** Opening MATERIAL FOR THE TASK block **

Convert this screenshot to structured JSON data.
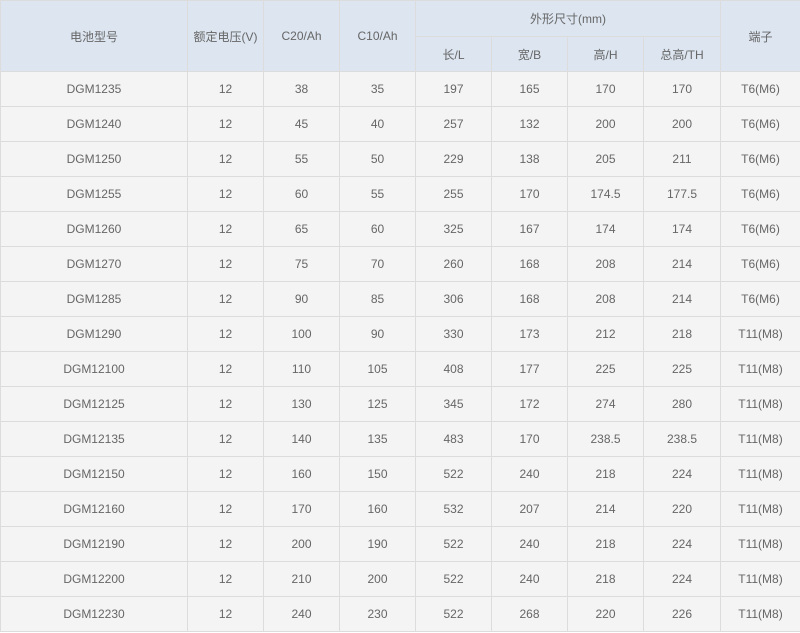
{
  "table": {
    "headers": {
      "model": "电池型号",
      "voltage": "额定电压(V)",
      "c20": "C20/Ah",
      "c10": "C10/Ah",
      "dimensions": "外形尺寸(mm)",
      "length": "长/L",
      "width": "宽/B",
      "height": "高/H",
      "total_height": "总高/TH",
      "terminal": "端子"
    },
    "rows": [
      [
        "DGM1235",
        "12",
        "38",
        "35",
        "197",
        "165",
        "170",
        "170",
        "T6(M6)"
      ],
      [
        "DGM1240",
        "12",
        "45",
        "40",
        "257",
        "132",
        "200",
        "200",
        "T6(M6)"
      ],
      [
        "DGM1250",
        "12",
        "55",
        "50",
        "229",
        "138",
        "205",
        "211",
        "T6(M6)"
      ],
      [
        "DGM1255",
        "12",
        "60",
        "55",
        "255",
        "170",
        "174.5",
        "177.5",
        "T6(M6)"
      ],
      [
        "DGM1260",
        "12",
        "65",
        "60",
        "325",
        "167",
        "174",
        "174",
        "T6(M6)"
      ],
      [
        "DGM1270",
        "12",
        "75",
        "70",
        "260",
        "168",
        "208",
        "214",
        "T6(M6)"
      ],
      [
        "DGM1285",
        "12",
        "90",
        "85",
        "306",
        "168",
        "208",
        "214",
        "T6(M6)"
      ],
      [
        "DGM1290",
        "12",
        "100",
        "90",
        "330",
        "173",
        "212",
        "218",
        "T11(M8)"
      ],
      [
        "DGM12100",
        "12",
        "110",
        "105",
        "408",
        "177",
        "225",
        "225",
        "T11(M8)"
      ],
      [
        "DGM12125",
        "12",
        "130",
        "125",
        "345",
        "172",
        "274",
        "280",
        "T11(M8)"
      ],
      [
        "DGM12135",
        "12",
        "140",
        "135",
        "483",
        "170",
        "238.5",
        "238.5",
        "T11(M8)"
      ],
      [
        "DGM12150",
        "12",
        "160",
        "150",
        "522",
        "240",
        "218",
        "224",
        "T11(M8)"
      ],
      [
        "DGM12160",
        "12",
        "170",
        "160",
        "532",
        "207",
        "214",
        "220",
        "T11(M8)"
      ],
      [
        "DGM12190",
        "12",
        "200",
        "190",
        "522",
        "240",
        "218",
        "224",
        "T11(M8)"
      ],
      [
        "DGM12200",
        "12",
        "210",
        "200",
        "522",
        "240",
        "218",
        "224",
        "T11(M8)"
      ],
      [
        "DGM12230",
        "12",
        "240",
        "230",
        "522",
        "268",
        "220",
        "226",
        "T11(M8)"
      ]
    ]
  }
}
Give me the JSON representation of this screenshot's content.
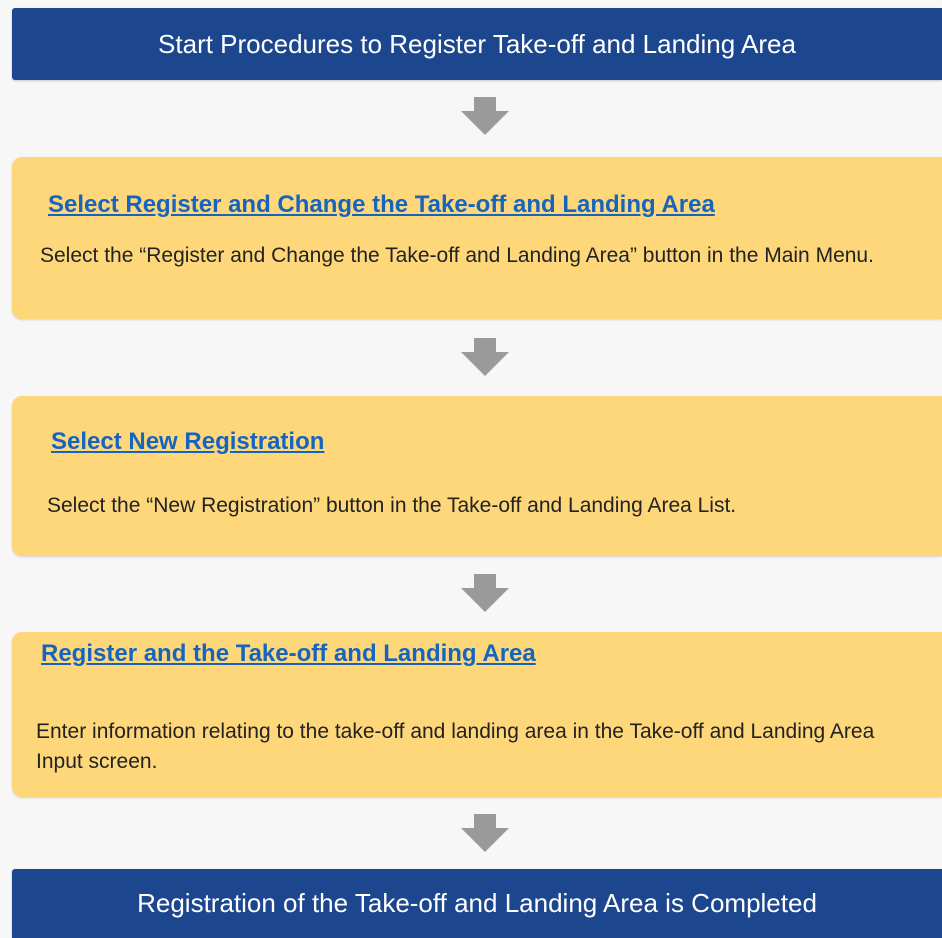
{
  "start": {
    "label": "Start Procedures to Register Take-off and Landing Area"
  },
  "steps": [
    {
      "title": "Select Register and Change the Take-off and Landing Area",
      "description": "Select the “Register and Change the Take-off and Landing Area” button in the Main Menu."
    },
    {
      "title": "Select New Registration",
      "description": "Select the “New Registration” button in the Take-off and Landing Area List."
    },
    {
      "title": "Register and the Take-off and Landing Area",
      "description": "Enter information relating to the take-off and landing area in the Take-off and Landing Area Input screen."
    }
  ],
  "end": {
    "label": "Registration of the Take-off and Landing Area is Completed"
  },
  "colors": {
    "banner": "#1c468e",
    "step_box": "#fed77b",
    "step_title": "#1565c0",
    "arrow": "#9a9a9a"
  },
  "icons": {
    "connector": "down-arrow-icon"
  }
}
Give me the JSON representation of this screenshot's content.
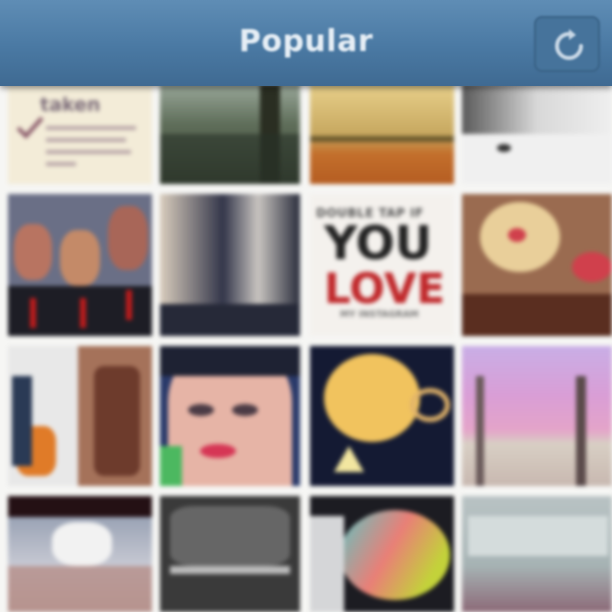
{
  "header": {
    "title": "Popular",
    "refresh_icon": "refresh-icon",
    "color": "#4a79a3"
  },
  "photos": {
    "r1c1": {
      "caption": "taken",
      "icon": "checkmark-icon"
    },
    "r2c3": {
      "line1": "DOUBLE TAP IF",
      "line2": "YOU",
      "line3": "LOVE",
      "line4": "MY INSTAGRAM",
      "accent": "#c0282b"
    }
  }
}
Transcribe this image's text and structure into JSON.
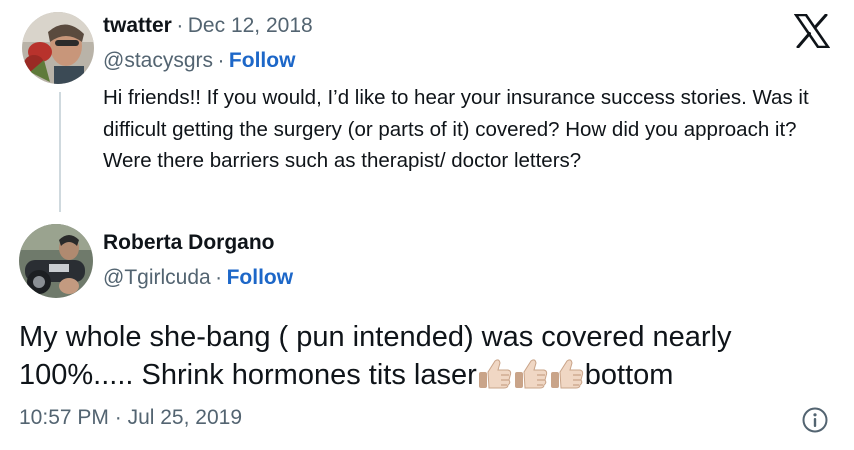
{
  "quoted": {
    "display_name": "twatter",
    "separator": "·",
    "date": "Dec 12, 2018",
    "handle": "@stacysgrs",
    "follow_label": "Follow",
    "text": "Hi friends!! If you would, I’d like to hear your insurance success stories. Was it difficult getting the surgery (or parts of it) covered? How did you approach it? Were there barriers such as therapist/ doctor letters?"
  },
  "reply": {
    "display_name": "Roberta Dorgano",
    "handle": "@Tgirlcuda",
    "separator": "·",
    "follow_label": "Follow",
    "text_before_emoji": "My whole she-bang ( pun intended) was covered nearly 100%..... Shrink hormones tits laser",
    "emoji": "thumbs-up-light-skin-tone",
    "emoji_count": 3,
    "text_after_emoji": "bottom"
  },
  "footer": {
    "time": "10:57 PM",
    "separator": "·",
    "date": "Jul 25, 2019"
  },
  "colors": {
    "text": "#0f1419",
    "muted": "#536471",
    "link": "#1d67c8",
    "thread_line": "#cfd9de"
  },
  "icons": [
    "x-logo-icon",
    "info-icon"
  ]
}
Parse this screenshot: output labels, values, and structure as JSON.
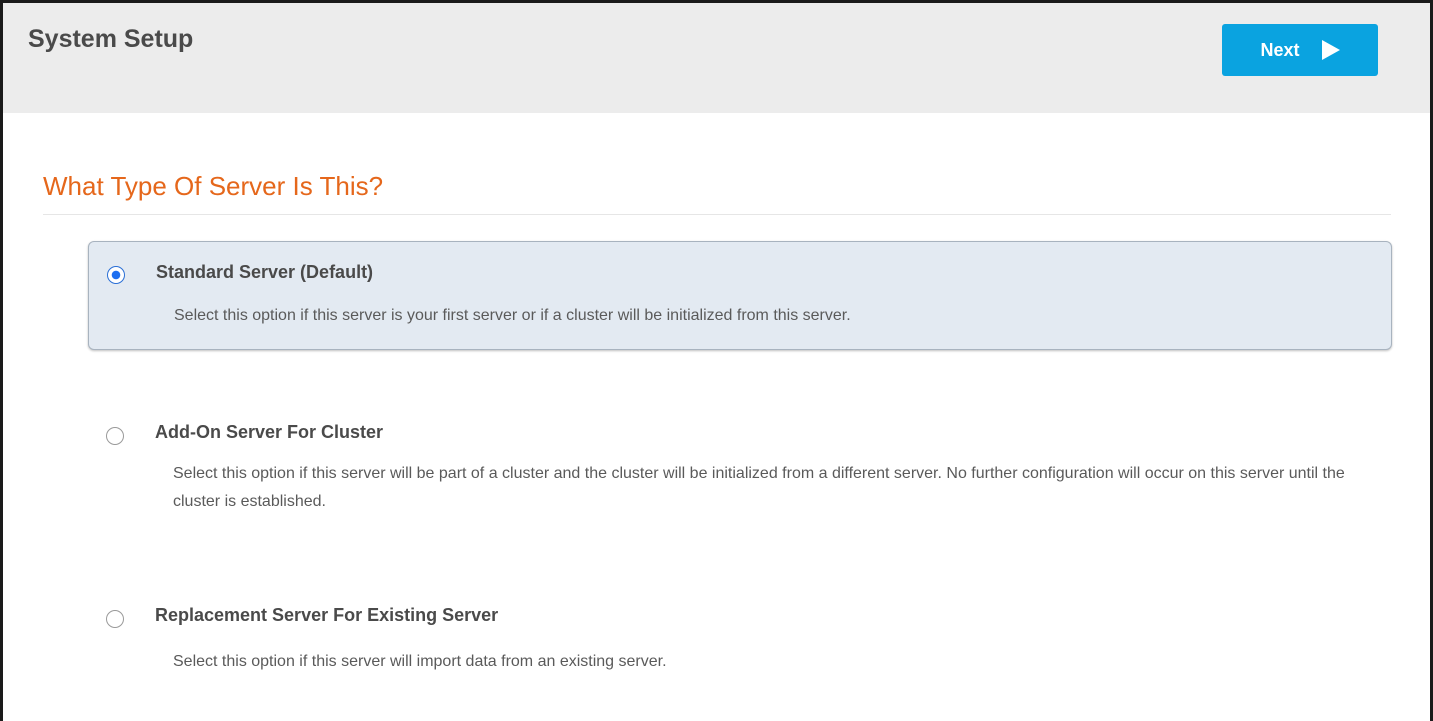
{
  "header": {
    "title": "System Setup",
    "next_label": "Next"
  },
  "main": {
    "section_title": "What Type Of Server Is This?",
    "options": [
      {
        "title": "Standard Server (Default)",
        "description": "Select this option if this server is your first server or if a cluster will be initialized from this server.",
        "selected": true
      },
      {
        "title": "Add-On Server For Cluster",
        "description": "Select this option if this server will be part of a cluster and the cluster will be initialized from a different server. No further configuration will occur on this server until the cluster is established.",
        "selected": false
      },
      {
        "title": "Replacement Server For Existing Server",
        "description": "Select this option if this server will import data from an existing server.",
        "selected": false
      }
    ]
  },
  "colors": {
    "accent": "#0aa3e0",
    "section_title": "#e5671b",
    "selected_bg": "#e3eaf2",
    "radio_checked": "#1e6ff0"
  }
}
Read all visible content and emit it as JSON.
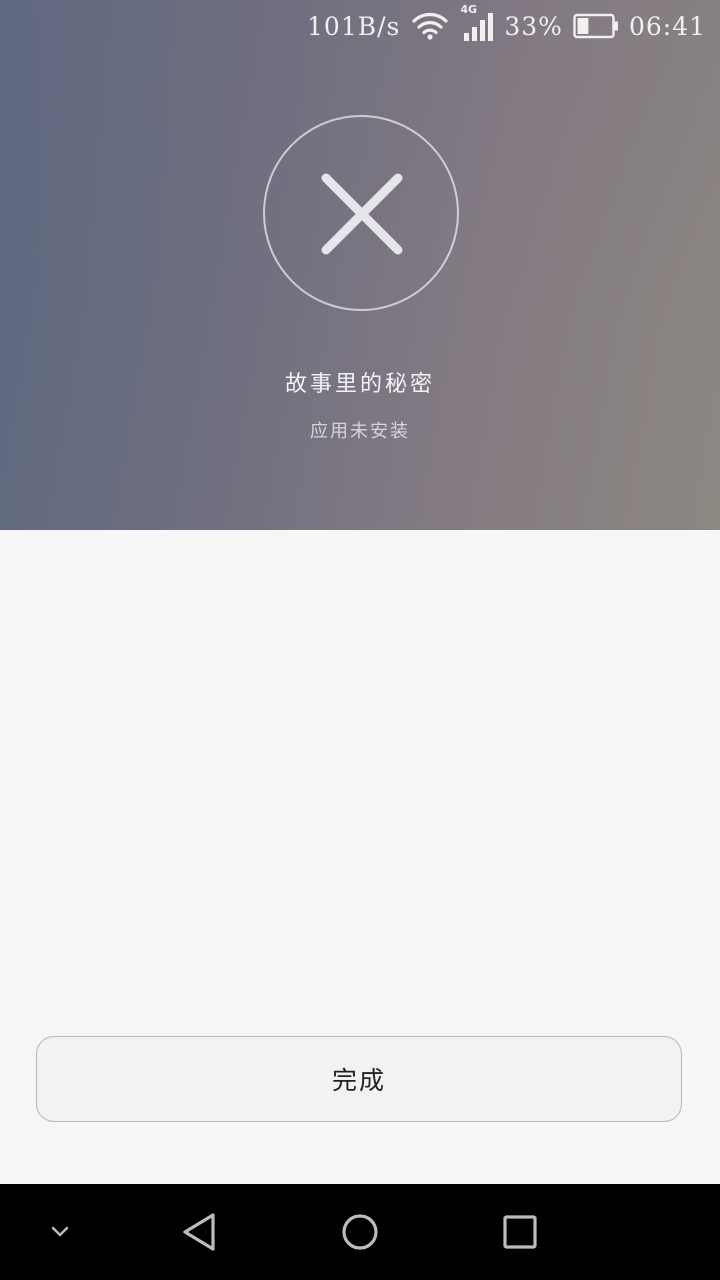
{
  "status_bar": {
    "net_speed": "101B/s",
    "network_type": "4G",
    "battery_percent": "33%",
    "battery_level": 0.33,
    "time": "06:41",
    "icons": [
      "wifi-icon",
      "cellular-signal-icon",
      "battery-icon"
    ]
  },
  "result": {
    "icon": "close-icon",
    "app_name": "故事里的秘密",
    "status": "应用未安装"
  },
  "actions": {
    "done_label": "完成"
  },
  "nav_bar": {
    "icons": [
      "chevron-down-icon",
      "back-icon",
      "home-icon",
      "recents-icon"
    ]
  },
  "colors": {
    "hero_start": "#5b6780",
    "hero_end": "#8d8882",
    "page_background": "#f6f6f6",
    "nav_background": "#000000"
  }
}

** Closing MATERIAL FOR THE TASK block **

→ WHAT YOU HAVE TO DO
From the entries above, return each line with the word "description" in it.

→ WRITTEN SOLUTION
      "description": "Select the “Register and Change the Take-off and Landing Area” button in the Main Menu."
      "description": "Select the “New Registration” button in the Take-off and Landing Area List."
      "description": "Enter information relating to the take-off and landing area in the Take-off and Landing Area Input screen."
        "description": "Select this option if this server is your first server or if a cluster will be initialized from this server.",
        "description": "Select this option if this server will be part of a cluster and the cluster will be initialized from a different server. No further configuration will occur on this server until the cluster is established.",
        "description": "Select this option if this server will import data from an existing server.",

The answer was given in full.